[Goal of the exercise] Pull every line of the entries that has the word "draft".
#### Dataset excerpts ####
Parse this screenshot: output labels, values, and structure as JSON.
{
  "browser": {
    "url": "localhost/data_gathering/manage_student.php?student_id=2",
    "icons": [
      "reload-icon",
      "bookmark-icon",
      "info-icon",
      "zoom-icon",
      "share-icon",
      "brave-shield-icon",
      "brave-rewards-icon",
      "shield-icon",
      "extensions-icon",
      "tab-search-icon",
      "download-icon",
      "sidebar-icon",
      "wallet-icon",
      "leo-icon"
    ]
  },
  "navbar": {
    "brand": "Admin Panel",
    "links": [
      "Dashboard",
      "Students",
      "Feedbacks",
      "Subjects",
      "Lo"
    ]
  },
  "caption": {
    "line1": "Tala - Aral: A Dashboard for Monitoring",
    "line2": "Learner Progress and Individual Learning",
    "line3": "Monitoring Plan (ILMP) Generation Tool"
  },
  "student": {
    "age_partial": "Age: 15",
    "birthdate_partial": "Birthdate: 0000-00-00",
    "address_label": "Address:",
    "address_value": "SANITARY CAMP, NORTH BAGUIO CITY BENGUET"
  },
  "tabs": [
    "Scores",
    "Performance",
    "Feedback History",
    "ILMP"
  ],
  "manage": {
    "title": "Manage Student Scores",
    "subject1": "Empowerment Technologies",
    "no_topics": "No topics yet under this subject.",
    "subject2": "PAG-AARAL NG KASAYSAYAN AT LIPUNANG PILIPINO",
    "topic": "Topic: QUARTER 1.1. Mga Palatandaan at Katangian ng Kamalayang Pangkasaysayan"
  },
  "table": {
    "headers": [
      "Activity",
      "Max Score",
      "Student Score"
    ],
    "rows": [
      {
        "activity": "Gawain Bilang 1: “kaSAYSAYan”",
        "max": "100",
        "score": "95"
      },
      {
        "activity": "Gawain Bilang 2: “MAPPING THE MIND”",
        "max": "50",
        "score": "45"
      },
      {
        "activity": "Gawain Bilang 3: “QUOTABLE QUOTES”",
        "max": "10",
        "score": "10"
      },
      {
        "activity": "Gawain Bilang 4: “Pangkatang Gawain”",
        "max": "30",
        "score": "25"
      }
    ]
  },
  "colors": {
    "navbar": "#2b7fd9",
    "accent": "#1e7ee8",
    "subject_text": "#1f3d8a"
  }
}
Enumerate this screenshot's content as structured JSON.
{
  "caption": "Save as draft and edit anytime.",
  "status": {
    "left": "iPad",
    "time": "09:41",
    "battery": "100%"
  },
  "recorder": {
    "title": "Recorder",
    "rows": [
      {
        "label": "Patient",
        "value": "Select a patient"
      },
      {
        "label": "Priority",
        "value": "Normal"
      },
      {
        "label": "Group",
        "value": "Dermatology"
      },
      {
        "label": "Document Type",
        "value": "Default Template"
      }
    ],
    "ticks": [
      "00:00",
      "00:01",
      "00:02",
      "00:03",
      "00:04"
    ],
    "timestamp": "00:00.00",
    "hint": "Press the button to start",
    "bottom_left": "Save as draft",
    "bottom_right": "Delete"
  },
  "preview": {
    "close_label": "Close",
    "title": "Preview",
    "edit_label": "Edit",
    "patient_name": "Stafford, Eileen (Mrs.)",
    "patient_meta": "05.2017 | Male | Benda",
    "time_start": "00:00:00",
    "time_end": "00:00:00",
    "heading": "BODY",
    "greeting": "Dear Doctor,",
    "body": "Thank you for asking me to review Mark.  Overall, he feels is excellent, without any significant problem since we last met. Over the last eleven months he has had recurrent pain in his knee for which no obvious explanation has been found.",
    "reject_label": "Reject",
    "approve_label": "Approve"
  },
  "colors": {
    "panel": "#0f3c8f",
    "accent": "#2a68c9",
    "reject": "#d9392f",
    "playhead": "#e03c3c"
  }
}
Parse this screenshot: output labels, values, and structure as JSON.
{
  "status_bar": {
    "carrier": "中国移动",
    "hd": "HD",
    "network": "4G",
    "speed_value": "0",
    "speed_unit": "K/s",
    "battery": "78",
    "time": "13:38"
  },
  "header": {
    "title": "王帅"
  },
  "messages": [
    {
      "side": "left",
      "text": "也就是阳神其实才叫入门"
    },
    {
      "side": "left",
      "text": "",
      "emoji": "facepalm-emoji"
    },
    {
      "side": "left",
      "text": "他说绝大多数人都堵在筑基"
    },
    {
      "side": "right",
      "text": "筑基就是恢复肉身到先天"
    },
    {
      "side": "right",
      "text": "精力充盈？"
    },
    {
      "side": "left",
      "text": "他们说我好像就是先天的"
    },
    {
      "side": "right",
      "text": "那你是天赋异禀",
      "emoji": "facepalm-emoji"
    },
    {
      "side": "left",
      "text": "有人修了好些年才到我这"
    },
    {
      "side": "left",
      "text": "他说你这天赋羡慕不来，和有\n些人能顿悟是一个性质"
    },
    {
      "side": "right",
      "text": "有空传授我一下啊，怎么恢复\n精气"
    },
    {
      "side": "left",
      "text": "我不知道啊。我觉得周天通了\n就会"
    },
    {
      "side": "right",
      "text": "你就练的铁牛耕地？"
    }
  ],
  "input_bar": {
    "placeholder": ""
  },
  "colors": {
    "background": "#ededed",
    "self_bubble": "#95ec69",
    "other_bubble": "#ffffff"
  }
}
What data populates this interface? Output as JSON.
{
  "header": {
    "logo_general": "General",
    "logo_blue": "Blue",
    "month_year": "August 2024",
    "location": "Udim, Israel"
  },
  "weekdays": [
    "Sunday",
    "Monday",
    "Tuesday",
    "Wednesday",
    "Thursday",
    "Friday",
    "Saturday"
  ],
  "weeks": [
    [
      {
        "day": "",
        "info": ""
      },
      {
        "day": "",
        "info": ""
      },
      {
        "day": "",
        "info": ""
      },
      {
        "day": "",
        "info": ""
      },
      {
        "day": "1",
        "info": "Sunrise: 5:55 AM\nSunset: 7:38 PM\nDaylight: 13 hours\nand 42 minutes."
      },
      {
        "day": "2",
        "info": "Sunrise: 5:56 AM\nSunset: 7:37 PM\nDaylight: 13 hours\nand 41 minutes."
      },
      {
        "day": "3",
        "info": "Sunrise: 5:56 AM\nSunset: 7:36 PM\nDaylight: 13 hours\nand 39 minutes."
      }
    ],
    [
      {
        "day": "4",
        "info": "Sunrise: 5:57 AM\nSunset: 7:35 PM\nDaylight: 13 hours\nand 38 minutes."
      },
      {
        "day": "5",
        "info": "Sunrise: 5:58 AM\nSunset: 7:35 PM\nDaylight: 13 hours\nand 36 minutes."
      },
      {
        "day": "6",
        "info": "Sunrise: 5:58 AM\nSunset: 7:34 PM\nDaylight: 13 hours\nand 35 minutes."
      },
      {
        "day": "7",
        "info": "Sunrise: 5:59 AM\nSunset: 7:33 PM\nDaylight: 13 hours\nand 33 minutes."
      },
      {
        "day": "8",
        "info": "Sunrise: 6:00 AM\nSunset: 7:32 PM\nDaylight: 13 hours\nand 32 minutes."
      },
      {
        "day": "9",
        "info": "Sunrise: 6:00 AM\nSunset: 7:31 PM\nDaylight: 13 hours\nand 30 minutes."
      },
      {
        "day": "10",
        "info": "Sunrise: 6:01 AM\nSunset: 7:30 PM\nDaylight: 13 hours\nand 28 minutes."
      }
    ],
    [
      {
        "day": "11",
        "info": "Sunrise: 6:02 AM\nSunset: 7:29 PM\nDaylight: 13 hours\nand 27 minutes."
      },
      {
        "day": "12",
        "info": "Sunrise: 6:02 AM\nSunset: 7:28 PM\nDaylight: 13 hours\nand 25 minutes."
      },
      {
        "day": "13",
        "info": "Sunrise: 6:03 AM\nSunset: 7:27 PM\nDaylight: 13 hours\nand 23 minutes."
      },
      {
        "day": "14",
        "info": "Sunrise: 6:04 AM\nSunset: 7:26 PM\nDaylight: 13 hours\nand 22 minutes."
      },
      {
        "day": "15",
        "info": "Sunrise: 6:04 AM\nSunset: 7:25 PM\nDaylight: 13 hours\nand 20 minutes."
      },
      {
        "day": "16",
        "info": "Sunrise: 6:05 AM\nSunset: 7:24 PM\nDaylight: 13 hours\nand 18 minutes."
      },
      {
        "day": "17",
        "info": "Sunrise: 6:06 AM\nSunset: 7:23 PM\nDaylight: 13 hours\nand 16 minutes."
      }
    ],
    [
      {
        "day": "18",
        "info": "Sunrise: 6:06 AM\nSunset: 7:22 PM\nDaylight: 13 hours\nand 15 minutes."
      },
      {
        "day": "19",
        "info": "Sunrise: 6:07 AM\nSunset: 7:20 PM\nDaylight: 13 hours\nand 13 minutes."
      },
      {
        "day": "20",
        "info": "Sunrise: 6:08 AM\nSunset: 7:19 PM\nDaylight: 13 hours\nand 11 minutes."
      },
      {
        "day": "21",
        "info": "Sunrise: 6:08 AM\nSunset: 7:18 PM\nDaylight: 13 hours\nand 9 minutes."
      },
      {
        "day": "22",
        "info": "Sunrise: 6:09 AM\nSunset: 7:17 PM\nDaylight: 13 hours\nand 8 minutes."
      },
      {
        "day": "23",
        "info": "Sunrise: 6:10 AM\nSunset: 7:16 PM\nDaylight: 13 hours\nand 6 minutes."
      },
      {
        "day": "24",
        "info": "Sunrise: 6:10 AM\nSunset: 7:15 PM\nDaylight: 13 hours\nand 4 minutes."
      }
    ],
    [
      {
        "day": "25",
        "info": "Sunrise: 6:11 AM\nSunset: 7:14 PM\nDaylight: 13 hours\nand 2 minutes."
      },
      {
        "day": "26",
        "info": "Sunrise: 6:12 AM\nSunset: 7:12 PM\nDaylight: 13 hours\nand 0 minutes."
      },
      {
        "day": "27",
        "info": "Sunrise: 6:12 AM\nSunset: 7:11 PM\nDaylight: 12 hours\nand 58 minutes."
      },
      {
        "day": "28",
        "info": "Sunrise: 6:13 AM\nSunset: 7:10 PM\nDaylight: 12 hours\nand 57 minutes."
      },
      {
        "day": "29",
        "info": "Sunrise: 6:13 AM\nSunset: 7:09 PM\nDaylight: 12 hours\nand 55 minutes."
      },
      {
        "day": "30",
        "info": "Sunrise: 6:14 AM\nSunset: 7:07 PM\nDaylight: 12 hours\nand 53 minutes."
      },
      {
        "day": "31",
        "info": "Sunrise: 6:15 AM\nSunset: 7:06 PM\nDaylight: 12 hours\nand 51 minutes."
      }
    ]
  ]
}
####
[Problem solution]
  "caption": "Save as draft and edit anytime.",
    "bottom_left": "Save as draft",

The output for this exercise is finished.